WHAT IS NEEDED → Each line below that contains the word "tech" must be copied.

DATA EXTRACT →
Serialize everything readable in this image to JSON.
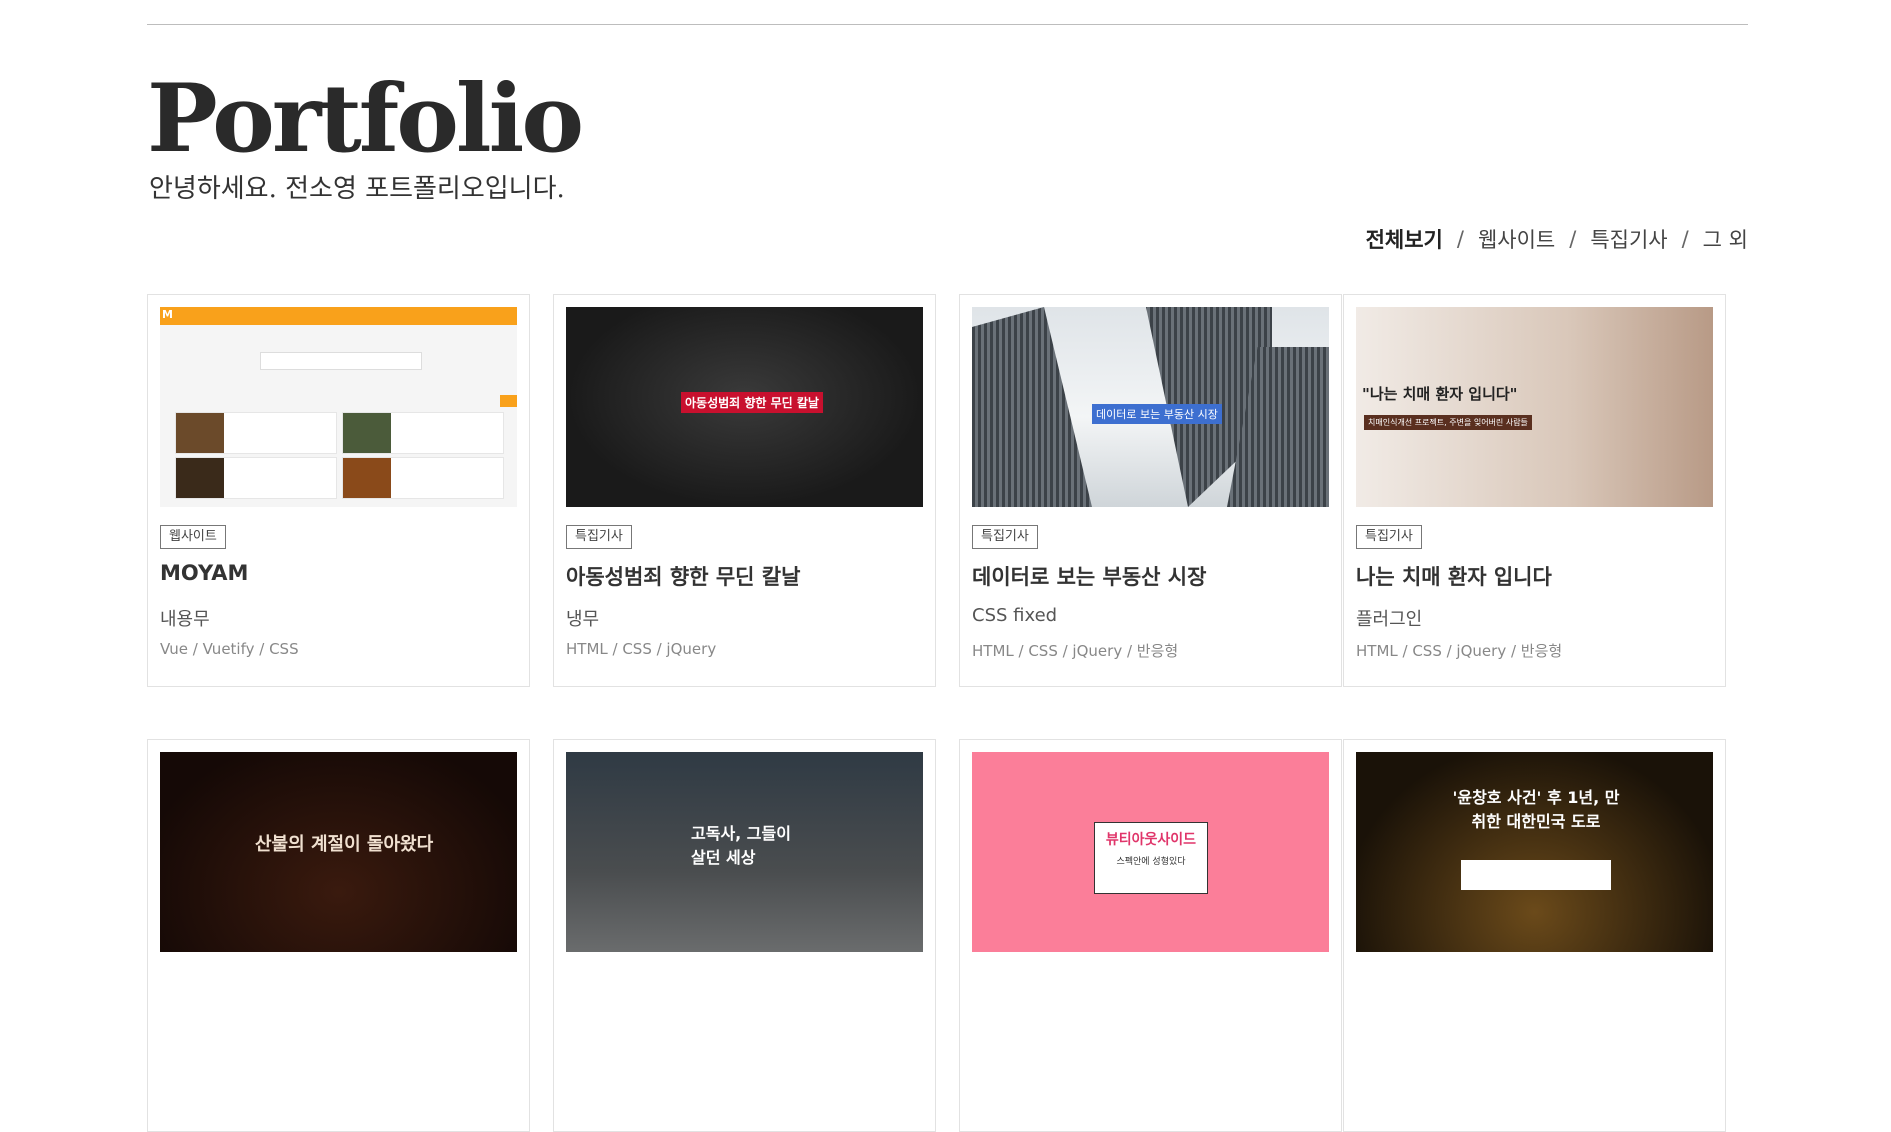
{
  "header": {
    "title": "Portfolio",
    "subtitle": "안녕하세요. 전소영 포트폴리오입니다."
  },
  "filters": [
    {
      "label": "전체보기",
      "active": true
    },
    {
      "label": "웹사이트",
      "active": false
    },
    {
      "label": "특집기사",
      "active": false
    },
    {
      "label": "그 외",
      "active": false
    }
  ],
  "filter_separator": "/",
  "cards": [
    {
      "tag": "웹사이트",
      "name": "MOYAM",
      "desc": "내용무",
      "tech": "Vue / Vuetify / CSS"
    },
    {
      "tag": "특집기사",
      "name": "아동성범죄 향한 무딘 칼날",
      "desc": "냉무",
      "tech": "HTML / CSS / jQuery"
    },
    {
      "tag": "특집기사",
      "name": "데이터로 보는 부동산 시장",
      "desc": "CSS fixed",
      "tech": "HTML / CSS / jQuery / 반응형"
    },
    {
      "tag": "특집기사",
      "name": "나는 치매 환자 입니다",
      "desc": "플러그인",
      "tech": "HTML / CSS / jQuery / 반응형"
    }
  ],
  "thumbs": {
    "moyam_logo": "M",
    "knife_label": "아동성범죄 향한 무딘 칼날",
    "building_label": "데이터로 보는 부동산 시장",
    "dementia_quote": "\"나는 치매 환자 입니다\"",
    "dementia_label": "치매인식개선 프로젝트, 주변을 잊어버린 사람들",
    "fire_text": "산불의 계절이 돌아왔다",
    "room_text": "고독사, 그들이 살던 세상",
    "pink_text": "뷰티아웃사이드",
    "pink_sub": "스펙안에 성형있다",
    "city_text": "'윤창호 사건' 후 1년, 만취한 대한민국 도로"
  }
}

RESPONSE AREA →
      "tech": "Vue / Vuetify / CSS"
      "tech": "HTML / CSS / jQuery"
      "tech": "HTML / CSS / jQuery / 반응형"
      "tech": "HTML / CSS / jQuery / 반응형"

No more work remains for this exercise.